I have also had people come to me with questions on Alopecia, and how I cope. I’ve also had people with hair loss ask me for advice. I recently had a conversation with a sweet woman in her forties’ who was suffering from hair loss. She was so ashamed and embarrassed to even bring up the fact that she was losing hair. I told her that there is no reason to be embarrassed or ashamed about hair loss. I had told her that at one point in my alopecia journey how angry I was to live with this disease. I told her how I so badly wanted to be “normal” and have hair. In high school, I would go days upon days of crying and being so angry at the world for having Alopecia. I would hide from the world, and I avoided doing things that I normally would love to do. I avoided swimming, I tried to stay out of public as much as I could, I stopped playing certain sports that I enjoyed. It took me several years to realize that even if I do not have hair, I am still normal. I am still human. I told that lovely woman that she is still beautiful. I told her that what she’s going through is going to be okay. 

Hair loss is a part of life, and it’s normal. Hair loss needs to be normalized. Hair thinning is normal, and bad hair days are normal. Thin hair is normal. Thick hair is normal, BALD spots are normal, short hair is normal, and bald heads are normal. All hair is normal. Hair doesn’t define us. Alopecia doesn’t define me.

Frequently Asked Questions about Alopecia:

Will your hair ever grow back?

It really depends on what type of alopecia you have. There are several types of alopecia that affect people.

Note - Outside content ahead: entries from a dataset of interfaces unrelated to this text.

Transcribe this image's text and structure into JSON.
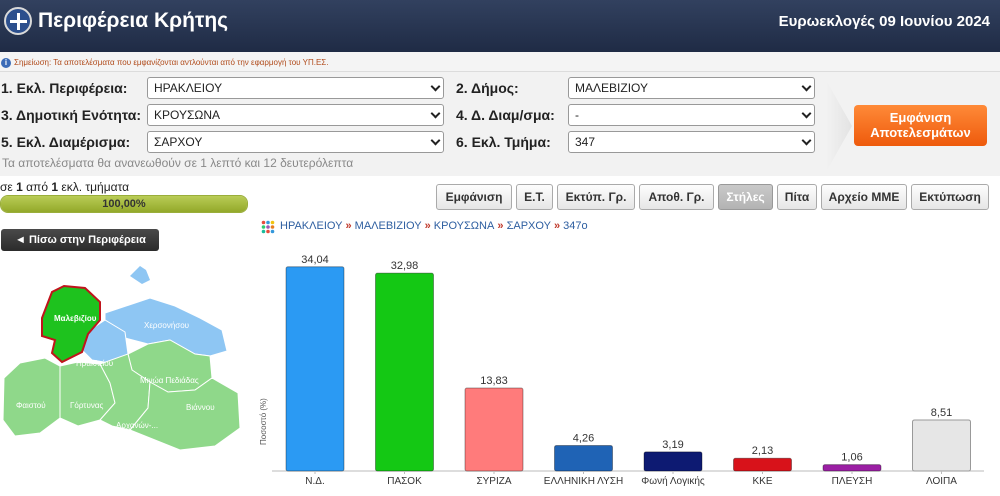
{
  "header": {
    "title": "Περιφέρεια Κρήτης",
    "election": "Ευρωεκλογές 09 Ιουνίου 2024"
  },
  "note": "Σημείωση: Τα αποτελέσματα που εμφανίζονται αντλούνται από την εφαρμογή του ΥΠ.ΕΣ.",
  "filters": {
    "region_label": "1. Εκλ. Περιφέρεια:",
    "region_value": "ΗΡΑΚΛΕΙΟΥ",
    "municipality_label": "2. Δήμος:",
    "municipality_value": "ΜΑΛΕΒΙΖΙΟΥ",
    "unit_label": "3. Δημοτική Ενότητα:",
    "unit_value": "ΚΡΟΥΣΩΝΑ",
    "district_label": "4. Δ. Διαμ/σμα:",
    "district_value": "-",
    "section_label": "5. Εκλ. Διαμέρισμα:",
    "section_value": "ΣΑΡΧΟΥ",
    "station_label": "6. Εκλ. Τμήμα:",
    "station_value": "347",
    "show_button": "Εμφάνιση Αποτελεσμάτων",
    "refresh_text": "Τα αποτελέσματα θα ανανεωθούν σε 1 λεπτό και 12 δευτερόλεπτα"
  },
  "progress": {
    "prefix": "σε ",
    "count": "1",
    "middle": " από ",
    "total": "1",
    "suffix": " εκλ. τμήματα",
    "percent_text": "100,00%",
    "fraction": 1.0
  },
  "view_buttons": [
    {
      "label": "Εμφάνιση",
      "active": false
    },
    {
      "label": "Ε.Τ.",
      "active": false
    },
    {
      "label": "Εκτύπ. Γρ.",
      "active": false
    },
    {
      "label": "Αποθ. Γρ.",
      "active": false
    },
    {
      "label": "Στήλες",
      "active": true
    },
    {
      "label": "Πίτα",
      "active": false
    },
    {
      "label": "Αρχείο ΜΜΕ",
      "active": false
    },
    {
      "label": "Εκτύπωση",
      "active": false
    }
  ],
  "back_button": "◄ Πίσω στην Περιφέρεια",
  "map": {
    "selected": "Μαλεβιζίου",
    "labels": [
      "Χερσονήσου",
      "Ηρακλείου",
      "Μινώα Πεδιάδας",
      "Φαιστού",
      "Γόρτυνας",
      "Βιάννου",
      "Αρχανών-..."
    ],
    "colors": {
      "selected": "#1ec21e",
      "highlight": "#8ec6f3",
      "other": "#8fd88a"
    }
  },
  "breadcrumb": [
    "ΗΡΑΚΛΕΙΟΥ",
    "ΜΑΛΕΒΙΖΙΟΥ",
    "ΚΡΟΥΣΩΝΑ",
    "ΣΑΡΧΟΥ",
    "347ο"
  ],
  "breadcrumb_sep": "»",
  "chart_data": {
    "type": "bar",
    "categories": [
      "Ν.Δ.",
      "ΠΑΣΟΚ",
      "ΣΥΡΙΖΑ",
      "ΕΛΛΗΝΙΚΗ ΛΥΣΗ",
      "Φωνή Λογικής",
      "ΚΚΕ",
      "ΠΛΕΥΣΗ",
      "ΛΟΙΠΑ"
    ],
    "values": [
      34.04,
      32.98,
      13.83,
      4.26,
      3.19,
      2.13,
      1.06,
      8.51
    ],
    "value_labels": [
      "34,04",
      "32,98",
      "13,83",
      "4,26",
      "3,19",
      "2,13",
      "1,06",
      "8,51"
    ],
    "colors": [
      "#2b9af3",
      "#14c814",
      "#ff7b7b",
      "#1f63b5",
      "#0d1a72",
      "#d8121a",
      "#9b1fa4",
      "#e6e6e6"
    ],
    "ylabel": "Ποσοστό (%)",
    "ylim": [
      0,
      36
    ],
    "grid": false
  }
}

Is there a cure for alopecia? 

There is currently no cure for alopecia, although there are several treatment options available for people, although there is no guarantee that they will work 

Is it difficult living with alopecia?

In my opinion, I would say yes it is very difficult living with this disease, but it makes me who I am and is a part of my identity. 

For more information about alopecia visit Home – National Alopecia Areata Foundation | NAAF

Nia Renzi

Merrimack '24

Communication Major and WGS minor at Merrimack College